"We hear that American is going to leave LaGuardia-Buffalo to USAir," said Neal Meehan, president and general manager of New York Air. "We would love to run five trips a day between LaGuardia and Buffalo, but because of the controllers situation" the slots will not be available.
Edwin I. Colodny, USAir's president and chairman, said that in his view the impact of the controllers strike on airline competition will be temporary. "It may shape the timing of the changes the various carriers have in mind," he said, but he expects most of the changes to take place eventually.
"The government says it will try to preserve room for new entrants," Colodny said. "But it will be tougher for those who are trying to raise money" for airplanes if they are having trouble getting into airports. "Frankly," said Colodny, "that's the way it should be. You don't have an ideal competitive situation in a system that can't accommodate competition."
The New York problem is the most worrisome and the one that will probably take the longest to solve. It is the prime market for the airlines and it has five critical air traffic control facilities: towers at LaGuardia, Kennedy and Newark, a combined radar room that handles approaches and departures to all three of those airports, and a regional center that has substantial international as well as domestic responsibilities.

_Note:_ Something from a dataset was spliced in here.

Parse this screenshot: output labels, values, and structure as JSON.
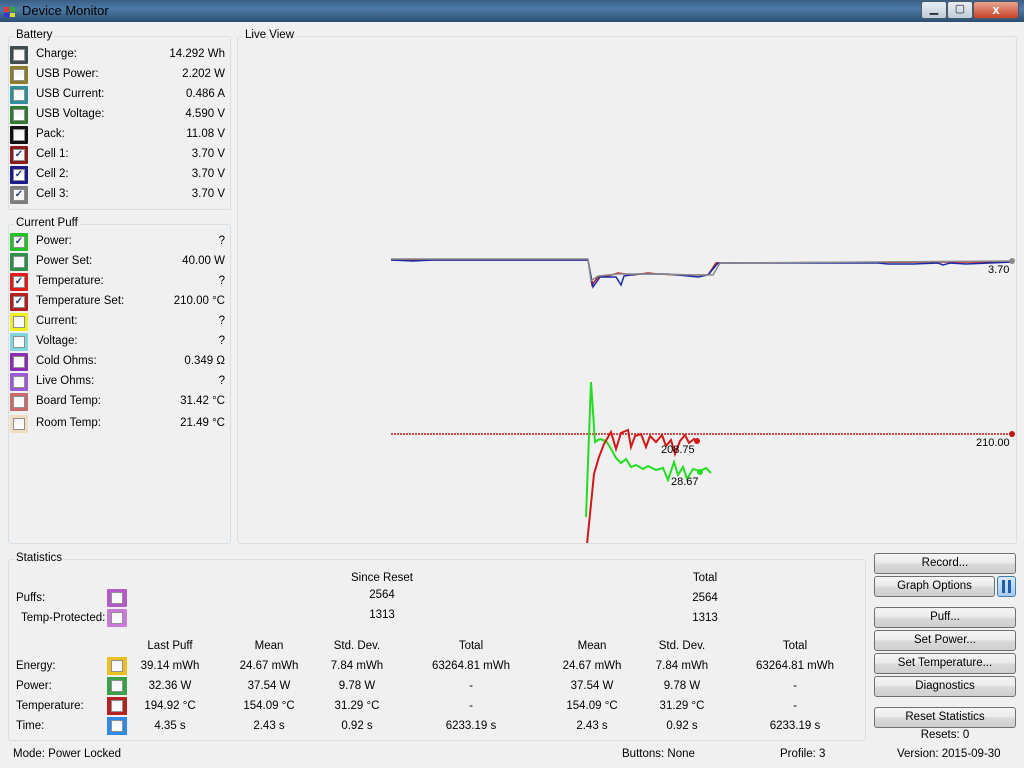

The Professional Air Traffic Controllers Organization locals were very strong in all those facilities; almost all the controllers went out and stayed out. There is no way the FAA can retrain new personnel for those towers in weeks; it will take months, maybe even two years to get back to full capacity. The big airlines, with more large planes, are better able to take advantage than the small ones. Eastern, for example, has lost some slots between LaGuardia and Boston for that leg of its shuttle, so it has simply put on four jumbo-jet A300s. New York Air is stuck with fewer flights and its smaller DC9s.
A similar situation exists in Chicago, but airlines are already figuring out how to work their connecting flights through places such as Milwaukee and Detroit, where the control situation is less severe.
In Washington, National Airport tower chief Harry Hubbard said he can handle all the traffic the rest of the system has been able to deliver to him. "We haven't had any delays because of problems here," Hubbard said. That doesn't mean, however, that people won't spend time sitting on the ground at National. FAA's flow control won't let their flights take off until they can get a direct no-holding-pattern route all the way to their destination.
The brightest picture is on the West Coast. Fewer controllers struck and weather does not usually present the control problems that it does in the Northeast.
"New entrants are at least being allowed to get their foot in the door," said analyst Joedicke. "But the strike will make it difficult for some of them to grow unless they can find some other markets."